The bi-partisan bill allows Columbus Mayor Michael Coleman to sponsor community schools with city council approval. The Columbus City School district now can share voter-approved levy money with local charter schools. And the plan calls for independent oversight.
The bill’s supporters say it is the proper step to fix the troubled school district that has been plagued by an on-going state and federal investigation into alleged attendance and data rigging and grade changes.
Governor John Kasich, who signed the bill at Indianola Alternative School, said Columbus City Schools deserves a second chance.
“There is an element of distrust. OK, that’s fine. But it’s a new day when it comes to education in Columbus. The mayor [Coleman] will be the enforcer and I’ll be right next to him.”
Mayor Coleman was opposed to a city-wide takeover of the district, and Kasich noted it took some time to get them mayor on board of the initiative.
“This took Mike Coleman out of his comfort zone, a little bit,” Kasich said. “Until he stopped and thought that this is about the kids.”
But Monday, Coleman was on board.
“This is the most important thing our city will face in a generation,” he said.
Coleman said he supports the 55 recommendations from the education commission, which includes cutting back district spending by $200 million over five years, as well as helping fund charter and community schools.
“To give us a choice and a voice of quality schools to educate our kids.”
But not everyone likes the plan. Maureen Reedy, who is Ohio’s 2002 Teacher of the Year, opposes it. Reedy, who picketed the signing, does not think taxpayer dollars should go to fund what she calls ineffective charter schools.
“I’m concerned that we’re continuing to take money out of our public system to fund a system that is dividing our school houses. And Ohio school houses divided simply cannot stand,” Reedy said.
Samuel Gresham, who co-chairs No School Take Over Coalition, said he senses the community is divided about the plan. And he predicts the district and the city will have a difficult time getting issues passed.
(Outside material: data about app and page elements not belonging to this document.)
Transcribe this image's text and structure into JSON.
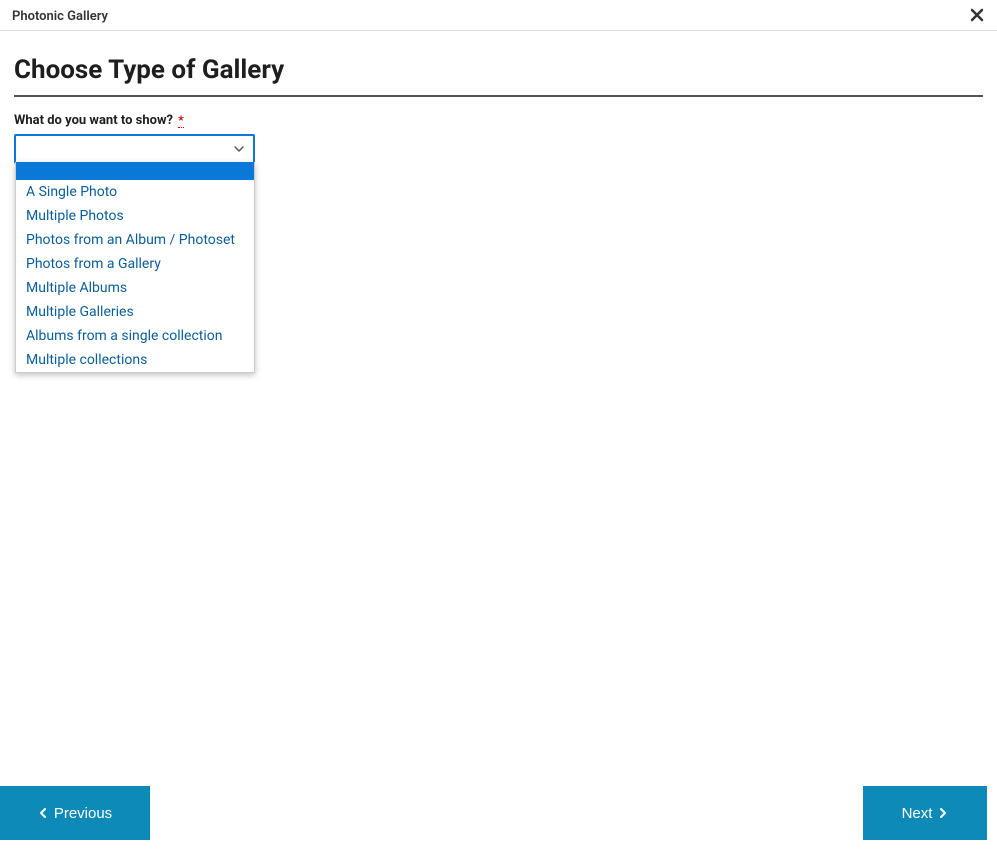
{
  "header": {
    "title": "Photonic Gallery"
  },
  "page": {
    "title": "Choose Type of Gallery"
  },
  "field": {
    "label": "What do you want to show?",
    "required_mark": "*",
    "selected_value": "",
    "options": [
      "",
      "A Single Photo",
      "Multiple Photos",
      "Photos from an Album / Photoset",
      "Photos from a Gallery",
      "Multiple Albums",
      "Multiple Galleries",
      "Albums from a single collection",
      "Multiple collections"
    ]
  },
  "footer": {
    "previous_label": "Previous",
    "next_label": "Next"
  },
  "colors": {
    "accent": "#0a78d6",
    "button": "#0d8ab7",
    "link": "#0a5d9c",
    "required": "#cc0000"
  }
}
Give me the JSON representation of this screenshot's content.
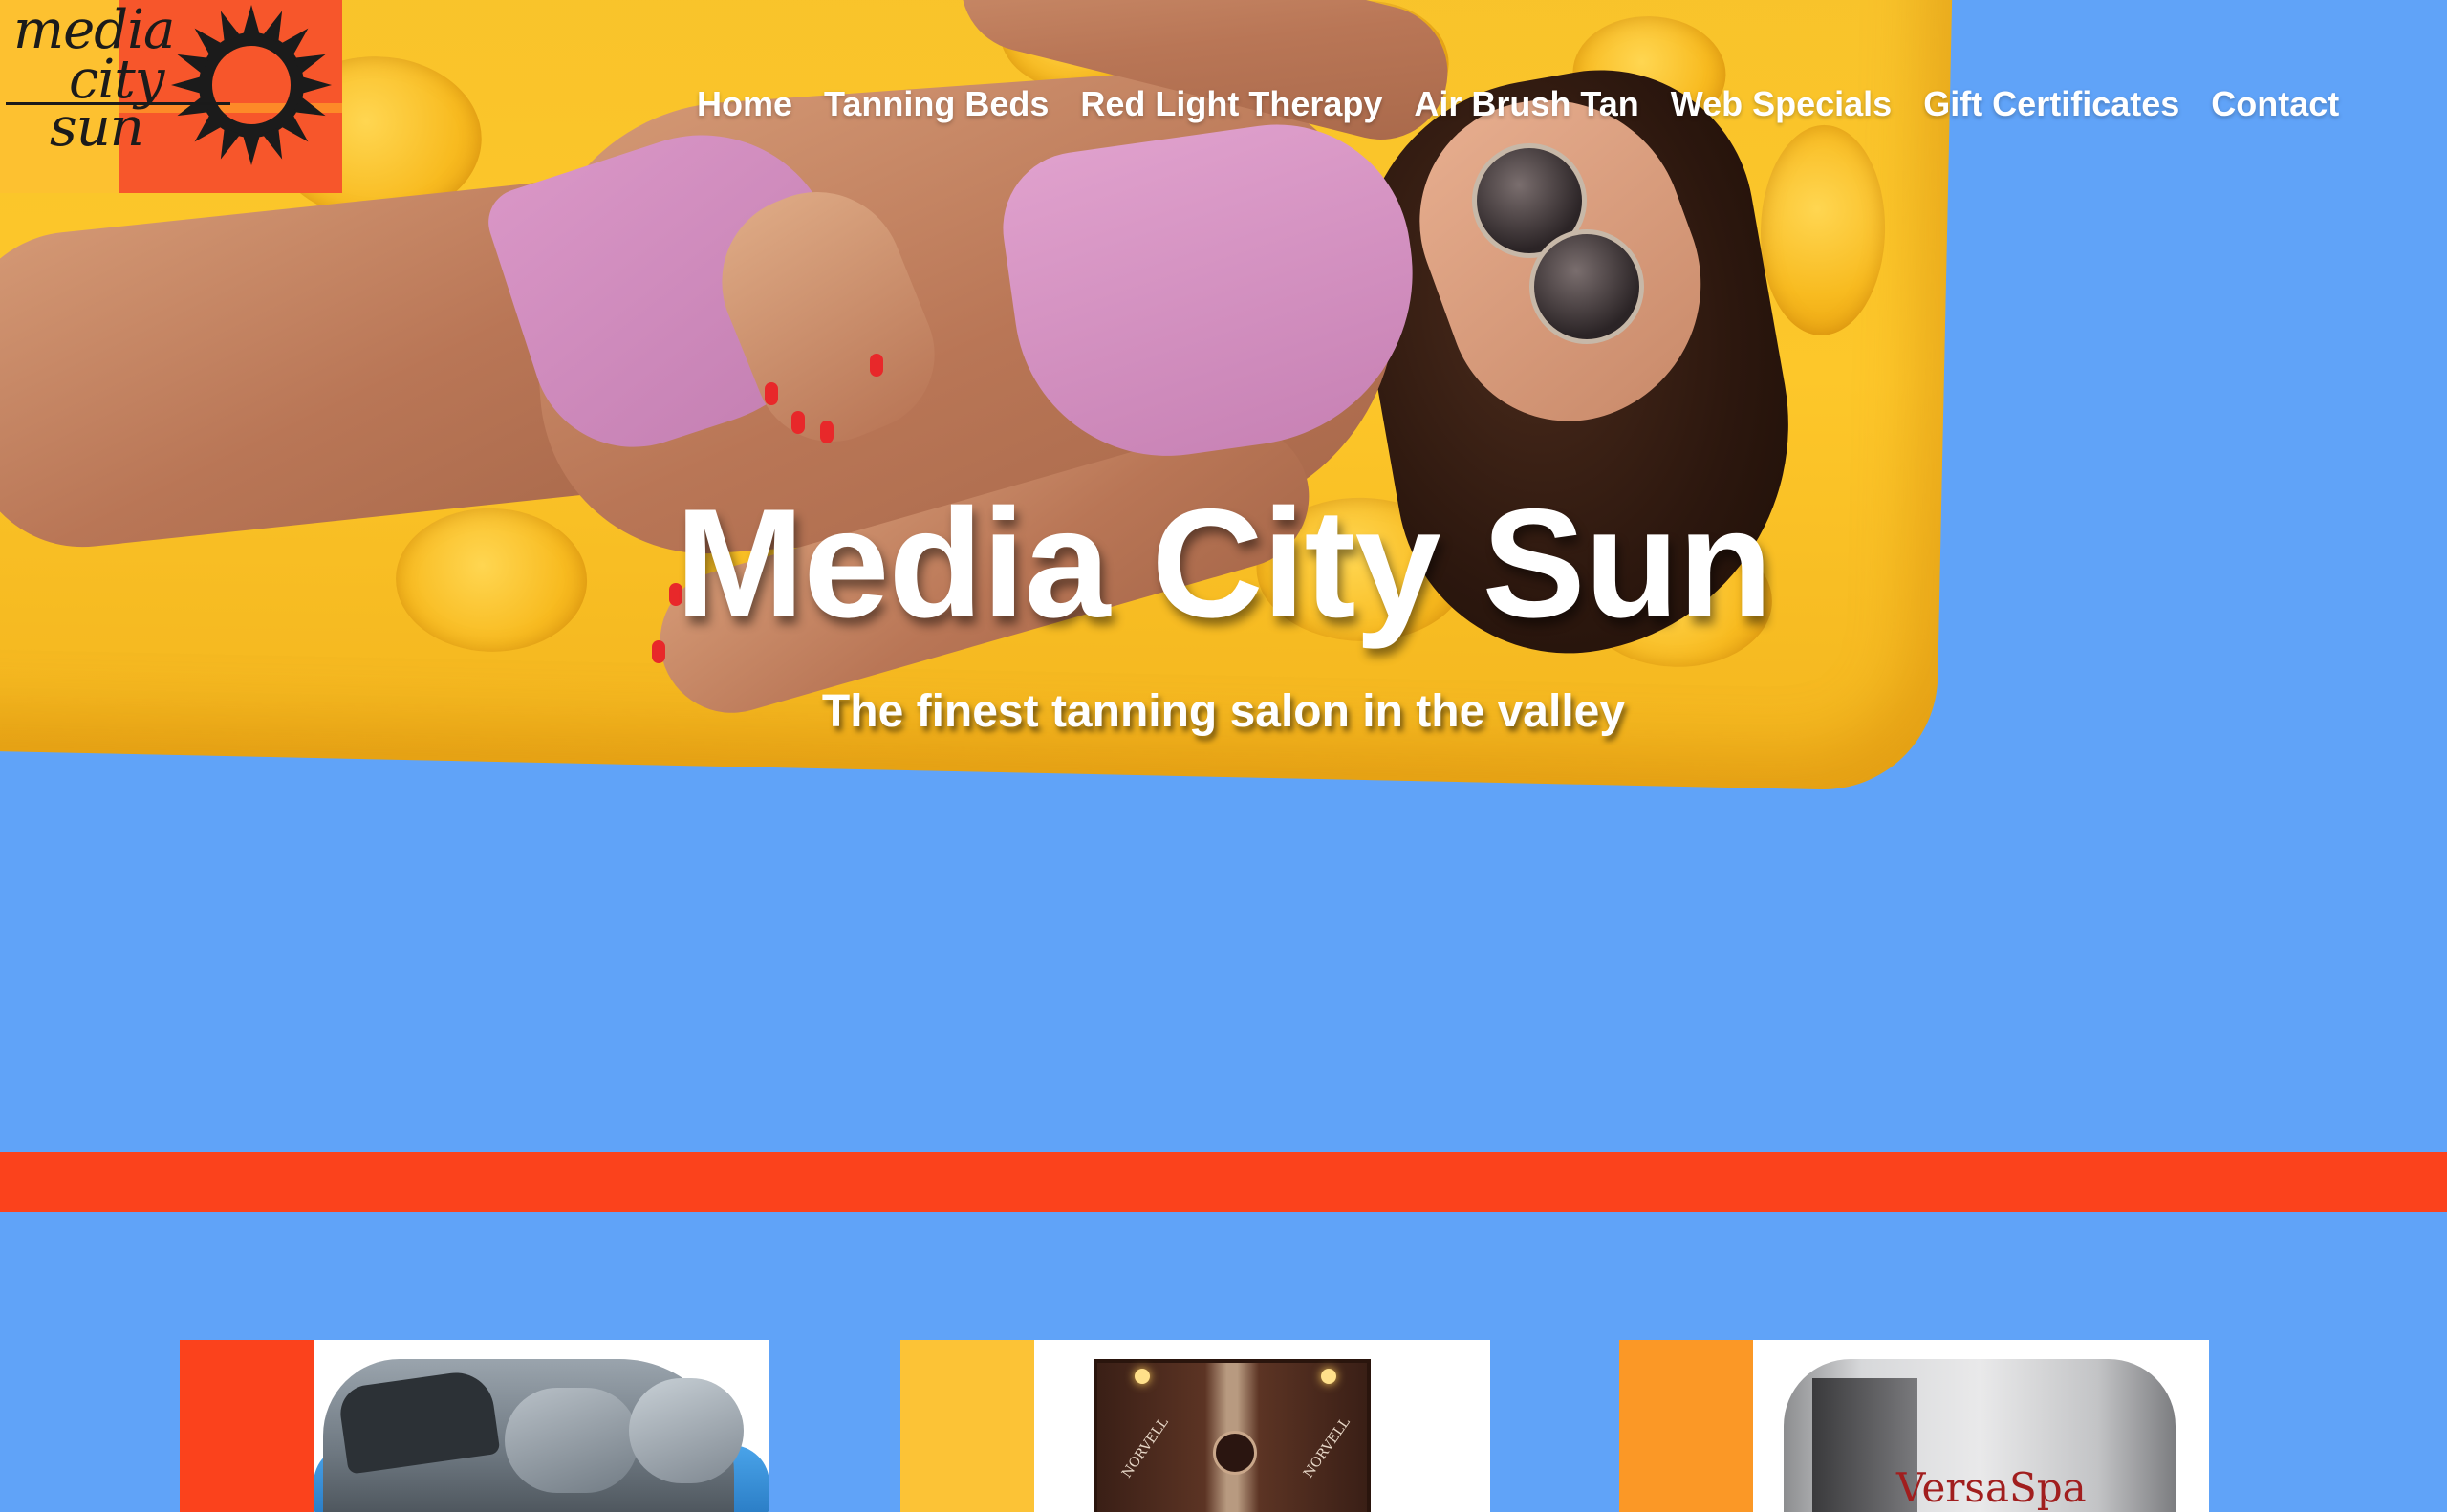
{
  "brand": {
    "logo_line1": "media",
    "logo_line2": "city",
    "logo_line3": "sun",
    "colors": {
      "yellow": "#fdc130",
      "orange_red": "#f7562b",
      "orange": "#fd8a28",
      "sky_blue": "#60a3f8",
      "stripe_red": "#fb421c"
    }
  },
  "nav": {
    "items": [
      {
        "label": "Home"
      },
      {
        "label": "Tanning Beds"
      },
      {
        "label": "Red Light Therapy"
      },
      {
        "label": "Air Brush Tan"
      },
      {
        "label": "Web Specials"
      },
      {
        "label": "Gift Certificates"
      },
      {
        "label": "Contact"
      }
    ]
  },
  "hero": {
    "title": "Media City Sun",
    "subtitle": "The finest tanning salon in the valley",
    "image_icon": "woman-on-pool-float-photo"
  },
  "cards": [
    {
      "accent": "#fb421c",
      "image_icon": "standup-tanning-unit-photo"
    },
    {
      "accent": "#fcc336",
      "image_icon": "norvell-spray-booth-photo",
      "brand_text": "NORVELL"
    },
    {
      "accent": "#fb9826",
      "image_icon": "versaspa-booth-photo",
      "brand_text": "VersaSpa"
    }
  ]
}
“You got one-third of the people say I’ll never support that. You got one-third of the people who say I don’t like Columbus Public Schools. And you got one-third of the people who are going to be confused,” Gresham said. “The result is, you have a bill that is going to become a piece of levy legislation that I think is going to have a difficult time passing because it has too many components that people see as threatening.”
But Mayor Coleman vowed he will get out the vote, so to speak, and educate voters of the initiatives. Governor Kasich has promised to campaign the issues, as well.
Columbus City School board members are still working out the particulars of a bond and operational levy. Nine mills have been proposed, but a district spokesperson said it is too early to know what will be placed on the ballot.
As for a new independent auditor, that position would be held at city hall and also would require voter approval.